In our past PUBG Mobile performance guide, we explained why the game’s graphics options should be largely ignored. You’re there to win, not to sightsee. But as it turns out, higher frame rates actually lead to faster weapons. Sometimes.
It wasn’t until the battle between the PS4 Pro and Xbox One X that the average gamer really started to wonder whether more “realistic” visuals were worth the choppy frame rate that came with them. It’s always been a no-brainer for professional gamers: frame rates affect competitive performance, graphics do not. But the reason usually boils down to a visual advantage; the ability to register movement and respond faster. For PUBG Mobile, reality itself changes as frame rates fluctuate.
Reddit user Fankish posted a chart to the popular board outlining data collected in the new 0.19.0 update. The colorful table is likely large enough for most players to ignore in favor of a quick meme, but the information it holds could explain a bunch of losses you deemed unfair in the heat of the moment. What it shows is the damage output of each weapon in relation to a player’s frame rate. As frame rates drop, so too does the effective fire rate of a weapon.
The point where this effect tends to be more noticeable is with high fire rate weapons like SMGs. While every gun was tested for the theory, it’s weapons like the P90, UZI, and Scorpion that see their effective DPS drop as frame rates decrease.
The Uzi, a popular submachine gun, posts a 524 DPS average at 60fps from an optimal distance. At 55fps, this drops to 503. Similarly, the UMP45 goes from a 410 DPS average at 60fps to a worrying lower 372 at 55fps. The Bizon actually gains damage at lower FPS, but it’s the only SMG to do so.
Seemingly affecting weapons with high rates of fire, the phenomenon affects common weapons like assault rifles, too: though, like the Bizon, some actually benefit from lost frames. The SCAR-L, for example, drops from 422 average to 383 as frame rates dip, whereas the M416, AUG, and G36C to name a few all see minor increases; from 422 to 436.
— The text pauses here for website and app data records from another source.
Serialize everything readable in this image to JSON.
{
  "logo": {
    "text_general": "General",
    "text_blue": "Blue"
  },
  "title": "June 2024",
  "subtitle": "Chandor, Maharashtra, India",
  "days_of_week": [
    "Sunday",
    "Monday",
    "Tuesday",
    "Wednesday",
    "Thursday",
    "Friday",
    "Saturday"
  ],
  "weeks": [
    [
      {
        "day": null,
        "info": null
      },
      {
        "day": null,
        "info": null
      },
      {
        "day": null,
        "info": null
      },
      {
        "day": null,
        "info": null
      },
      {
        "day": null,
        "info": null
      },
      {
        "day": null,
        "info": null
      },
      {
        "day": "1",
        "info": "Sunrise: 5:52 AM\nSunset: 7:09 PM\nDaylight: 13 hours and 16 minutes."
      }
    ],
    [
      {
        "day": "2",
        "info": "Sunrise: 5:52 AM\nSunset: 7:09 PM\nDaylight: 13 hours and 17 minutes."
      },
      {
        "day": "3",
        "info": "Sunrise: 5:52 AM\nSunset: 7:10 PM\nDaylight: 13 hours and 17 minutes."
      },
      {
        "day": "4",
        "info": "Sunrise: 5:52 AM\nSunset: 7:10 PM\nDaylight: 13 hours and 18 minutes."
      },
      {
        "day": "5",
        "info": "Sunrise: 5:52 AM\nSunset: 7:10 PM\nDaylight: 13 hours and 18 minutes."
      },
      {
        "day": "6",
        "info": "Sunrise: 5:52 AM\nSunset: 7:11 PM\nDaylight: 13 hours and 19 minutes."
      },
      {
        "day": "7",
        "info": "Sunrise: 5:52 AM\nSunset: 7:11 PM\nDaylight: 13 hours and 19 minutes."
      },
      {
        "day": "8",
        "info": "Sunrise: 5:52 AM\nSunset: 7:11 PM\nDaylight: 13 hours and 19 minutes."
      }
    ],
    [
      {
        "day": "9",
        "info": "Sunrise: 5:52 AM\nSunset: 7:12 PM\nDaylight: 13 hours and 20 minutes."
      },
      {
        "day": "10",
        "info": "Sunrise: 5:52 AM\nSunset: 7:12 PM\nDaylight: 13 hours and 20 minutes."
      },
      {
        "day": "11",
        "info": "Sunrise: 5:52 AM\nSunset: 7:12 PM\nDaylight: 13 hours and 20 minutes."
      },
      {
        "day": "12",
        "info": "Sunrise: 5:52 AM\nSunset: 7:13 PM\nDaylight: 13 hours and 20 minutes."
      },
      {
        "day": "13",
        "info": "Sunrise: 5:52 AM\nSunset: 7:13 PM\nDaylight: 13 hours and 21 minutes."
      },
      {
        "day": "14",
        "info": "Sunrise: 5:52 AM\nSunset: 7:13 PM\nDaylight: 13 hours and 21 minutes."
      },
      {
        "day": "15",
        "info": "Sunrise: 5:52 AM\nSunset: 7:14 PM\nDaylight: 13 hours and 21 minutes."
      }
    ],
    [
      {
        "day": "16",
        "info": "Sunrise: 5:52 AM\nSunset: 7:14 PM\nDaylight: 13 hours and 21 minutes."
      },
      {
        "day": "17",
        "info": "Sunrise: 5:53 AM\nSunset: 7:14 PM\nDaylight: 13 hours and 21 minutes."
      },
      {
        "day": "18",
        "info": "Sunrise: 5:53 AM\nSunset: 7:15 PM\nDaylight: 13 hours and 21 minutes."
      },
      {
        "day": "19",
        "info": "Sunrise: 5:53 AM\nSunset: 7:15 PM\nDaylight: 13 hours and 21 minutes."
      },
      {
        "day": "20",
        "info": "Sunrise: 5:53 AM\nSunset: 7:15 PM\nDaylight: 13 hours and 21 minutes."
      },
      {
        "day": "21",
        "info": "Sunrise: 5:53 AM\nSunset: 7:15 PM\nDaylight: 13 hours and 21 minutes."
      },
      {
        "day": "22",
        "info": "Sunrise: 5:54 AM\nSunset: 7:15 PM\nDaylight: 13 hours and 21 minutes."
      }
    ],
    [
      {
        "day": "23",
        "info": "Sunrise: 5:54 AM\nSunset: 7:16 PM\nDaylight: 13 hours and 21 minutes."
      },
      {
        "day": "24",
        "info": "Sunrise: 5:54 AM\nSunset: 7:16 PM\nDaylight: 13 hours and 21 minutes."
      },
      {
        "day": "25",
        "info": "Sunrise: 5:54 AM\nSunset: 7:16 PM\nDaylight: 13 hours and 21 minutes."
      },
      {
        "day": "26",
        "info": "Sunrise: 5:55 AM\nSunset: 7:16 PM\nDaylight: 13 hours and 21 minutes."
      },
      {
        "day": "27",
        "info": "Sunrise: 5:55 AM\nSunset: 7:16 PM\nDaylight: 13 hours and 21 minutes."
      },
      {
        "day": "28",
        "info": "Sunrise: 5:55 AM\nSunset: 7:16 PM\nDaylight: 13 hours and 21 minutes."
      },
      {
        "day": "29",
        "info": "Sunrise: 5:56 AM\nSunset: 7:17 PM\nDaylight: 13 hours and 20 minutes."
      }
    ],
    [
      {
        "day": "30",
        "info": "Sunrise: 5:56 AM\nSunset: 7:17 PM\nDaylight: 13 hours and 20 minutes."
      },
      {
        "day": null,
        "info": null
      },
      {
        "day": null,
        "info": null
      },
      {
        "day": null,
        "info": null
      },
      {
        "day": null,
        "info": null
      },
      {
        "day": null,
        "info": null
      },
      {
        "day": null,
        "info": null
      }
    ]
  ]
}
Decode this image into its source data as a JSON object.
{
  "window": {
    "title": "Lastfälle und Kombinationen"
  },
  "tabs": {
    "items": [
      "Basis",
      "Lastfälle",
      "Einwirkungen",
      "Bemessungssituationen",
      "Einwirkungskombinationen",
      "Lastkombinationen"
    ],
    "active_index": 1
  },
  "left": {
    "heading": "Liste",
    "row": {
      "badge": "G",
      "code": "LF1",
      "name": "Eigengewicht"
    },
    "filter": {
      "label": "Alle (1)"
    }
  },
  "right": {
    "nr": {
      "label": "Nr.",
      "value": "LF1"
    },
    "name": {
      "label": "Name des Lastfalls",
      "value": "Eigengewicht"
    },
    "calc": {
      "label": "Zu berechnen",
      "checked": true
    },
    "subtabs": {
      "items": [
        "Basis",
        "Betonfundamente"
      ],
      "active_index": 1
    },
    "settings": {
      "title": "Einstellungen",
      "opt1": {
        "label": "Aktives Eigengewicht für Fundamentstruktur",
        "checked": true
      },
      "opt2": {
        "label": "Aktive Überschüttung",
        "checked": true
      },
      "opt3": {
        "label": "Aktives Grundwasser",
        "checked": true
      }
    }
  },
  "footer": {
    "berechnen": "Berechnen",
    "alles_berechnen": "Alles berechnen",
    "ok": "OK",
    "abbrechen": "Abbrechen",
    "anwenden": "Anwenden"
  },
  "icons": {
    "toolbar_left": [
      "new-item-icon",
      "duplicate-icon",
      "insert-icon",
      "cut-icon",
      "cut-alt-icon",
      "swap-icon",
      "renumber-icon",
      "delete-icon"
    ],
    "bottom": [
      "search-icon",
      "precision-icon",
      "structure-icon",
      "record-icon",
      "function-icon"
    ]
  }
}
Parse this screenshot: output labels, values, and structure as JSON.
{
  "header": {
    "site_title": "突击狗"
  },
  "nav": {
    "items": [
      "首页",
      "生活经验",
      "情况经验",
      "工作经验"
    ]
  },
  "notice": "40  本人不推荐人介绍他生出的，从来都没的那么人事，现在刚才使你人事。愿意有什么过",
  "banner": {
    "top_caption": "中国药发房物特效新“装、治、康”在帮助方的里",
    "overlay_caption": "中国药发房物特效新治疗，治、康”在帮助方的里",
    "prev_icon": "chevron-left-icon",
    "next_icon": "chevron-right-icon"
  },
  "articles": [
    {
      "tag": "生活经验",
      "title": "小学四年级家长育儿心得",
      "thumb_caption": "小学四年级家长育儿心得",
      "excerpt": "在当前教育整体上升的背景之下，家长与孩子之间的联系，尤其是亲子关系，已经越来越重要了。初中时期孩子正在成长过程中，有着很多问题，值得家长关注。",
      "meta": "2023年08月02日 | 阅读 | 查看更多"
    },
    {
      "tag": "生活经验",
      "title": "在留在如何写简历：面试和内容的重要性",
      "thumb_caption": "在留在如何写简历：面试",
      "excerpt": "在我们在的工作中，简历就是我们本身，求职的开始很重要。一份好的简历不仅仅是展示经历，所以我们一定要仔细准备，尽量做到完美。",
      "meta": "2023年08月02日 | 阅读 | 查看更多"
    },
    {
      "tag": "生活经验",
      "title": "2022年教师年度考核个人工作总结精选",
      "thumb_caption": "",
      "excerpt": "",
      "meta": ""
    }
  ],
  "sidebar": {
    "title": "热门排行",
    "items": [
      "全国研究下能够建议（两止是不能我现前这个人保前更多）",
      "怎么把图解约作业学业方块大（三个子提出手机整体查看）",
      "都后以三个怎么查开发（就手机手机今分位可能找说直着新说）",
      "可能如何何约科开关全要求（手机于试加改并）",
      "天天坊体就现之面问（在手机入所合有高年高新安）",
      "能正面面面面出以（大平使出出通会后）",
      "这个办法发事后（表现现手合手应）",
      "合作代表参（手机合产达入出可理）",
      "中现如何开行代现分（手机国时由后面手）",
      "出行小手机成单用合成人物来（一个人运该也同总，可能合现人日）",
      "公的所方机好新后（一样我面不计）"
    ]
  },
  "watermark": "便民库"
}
With a device that’s only scraping the barrel when it comes to 60fps, it’s at those crucial moments that your phone will struggle to keep up. A fight breaking out between two or more groups taxes your device more than simply loading in the world around you. It won’t often make a difference given how few shots it takes to down an opponent but be unlucky enough to hit that narrow window during a fight and that final shot could be lost to the void.
In most games, the frame rate should only limit what is perceived by the player, not what the game and server registers. In PUBG Mobile, frames seem tied to the reality of the game. If you’re displaying fewer frames per second, you’re dealing less damage. To a degree, at least.
PUBG on PC used to suffer from the same fatal design flaw until a patch was issued sometime last year. At the time of the fix, the development team put out this informative blog post explaining the issue, boiling it down to discrepancies between in-game timers and the functions they would execute after a preset time window.
They went so far to explain that PUBG initially didn’t allow for more than one bullet per frame; concluding that the design choice, paired with the way they live servers wait for instructions, would exacerbate the issue for weapons with increasingly higher rates of fire.
So what can you do to avoid the issue? You could check out the best budget smartphones for PUBG Mobile, for starters. If you’re not in the market for a new device, turn your graphics settings to the lowest and turn off visual niceties like shadows and anti-aliasing. It’s all in an effort to reduce the potential for FPS drops. Sure, the game won’t be pretty to look at, but is a pretty fir tree really worth the stress and anger of losing a match?
While the main takeaway from this is that PUBG Mobile‘s competitive hook was flawed from the get-go, what we need to know is how and when it’ll be fixed, and how the competitive disadvantage affects those running phones stuck at 30fps. If losing five frames has such an effect already, how are those running at half the sweet spot being shafted when it comes to competitive play?